Life of Sea | Flatback Sea Turtle(Natator depressus) |Flatback sea turtle is a turtle that is endemic to the continental shelf of Australia. It's unique marine animal in many ways, including their choice of habitat. Instead of clear, coastal waters, flat backs live in turbid coastal waters. Flatback sea turtles are endemic to Australian waters and are found nowhere else in the world. Flatback sea turtles are usually found in bays, shallow, grassy waters, coral reefs, estuaries and lagoons. They inhabit the coastal waters of western, northern and eastern Australia.
Genus: Natator, McCulloch, 1908
Species: N. depressus
The Flatback sea turtle is smooth, waxy skin is very thin and easily damaged. The shield of the average adult is 90 inches long. It is low arched, the edge is reversed, and has four pairs of ribs scales, less than other sea turtles. The upper parts are olive-gray, while the more pale ventrally. A few scales are located on the front of the head, which also distinguish this species. The Flatback sea turtle eats a variety of organisms such as sea grass, marine invertebrates such as mollusks, jellyfish and shrimp, but also fish. It also uses soft corals, sea cucumbers and other soft-bodied creatures.

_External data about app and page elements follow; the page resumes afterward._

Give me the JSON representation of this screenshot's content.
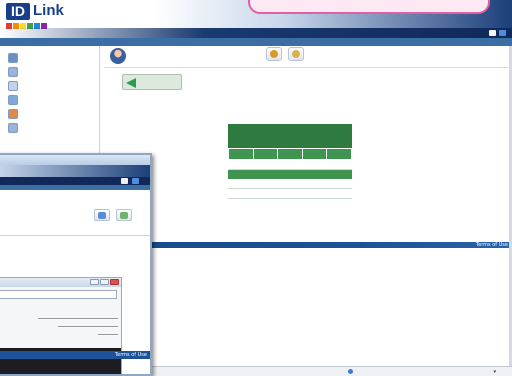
{
  "header": {
    "logo_id": "ID",
    "logo_link": "Link",
    "logo_squares": [
      "#e53935",
      "#fb8c00",
      "#fdd835",
      "#43a047",
      "#1e88e5",
      "#8e24aa"
    ],
    "brand_color": "#1a3e8a",
    "highlight_color": "#e35fa2"
  },
  "footer": {
    "terms_label": "Terms of Use",
    "terms_label_window": "Terms of Use"
  },
  "colors": {
    "order_green": "#2f7a3e",
    "footer_blue": "#1c5297",
    "breadcrumb_blue": "#3a6ea5"
  },
  "sidebar": {
    "items": [
      {
        "icon": "logout-icon",
        "color": "#6d8fc4"
      },
      {
        "icon": "calendar-icon",
        "color": "#9bb3d6"
      },
      {
        "icon": "document-icon",
        "color": "#c4d3e8"
      },
      {
        "icon": "image-icon",
        "color": "#7fa7d9"
      },
      {
        "icon": "file-icon",
        "color": "#e08a4a"
      },
      {
        "icon": "question-icon",
        "color": "#9bb3d6"
      }
    ]
  },
  "window": {
    "toolbar_icons": [
      "#5b8dd6",
      "#6fb36f",
      "#d9a441"
    ],
    "status_icons": [
      "#f1f1f1",
      "#4f8ed8",
      "#cfd8e6"
    ]
  }
}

Flatback sea turtle's hatchlings are the largest of a turtle. Hatching is the most dangerous time for flat backs. Led by the low, open horizons, newborns dash for the sea. Only safety in numbers protects them against birds and crabs. However, even the sea is not safe. Sharks and fish patrol shallow waters, preying on boy waiting. Flatback sea turtles are threatened by saltwater crocodiles, dingoes, foxes, rats and lizards fall guy. Along the coast, sea eagles and herons are known to prey upon them as well.
Although Flatback sea turtle move fast in the ocean, they are slow and defenseless on land. Male Flatback sea turtles almost never out of the water. Female sea Flatback sea turtles leave the ocean only to eggs and, for most species, nest only at night to explain. A female may nest every two to three years.
Nests can be between one and three hours. After a female drags herself on the beach, she hollows out a hole with her hind legs and deposits fifty to two hundred eggs the size of golf balls. When the last egg is laid, the turtle covers the eggs with sand, Tamps down the sand with her plastron, and flings more sand about with her flippers to erase signs of the nest.
After about two months the hatchling turtles at night. The light reflects off the water from the sky guides them to the sea. These days, car headlights, street lights or lights on buildings near the beach, causing hatchlings to travel in the wrong direction. Waiting herons make fast meals of the other boy. All babies are on the beach in the morning are easily picked by predators or die in the hot sun. It is thought that when the surviving young adults, they return to the beach where they hatched to lay their eggs.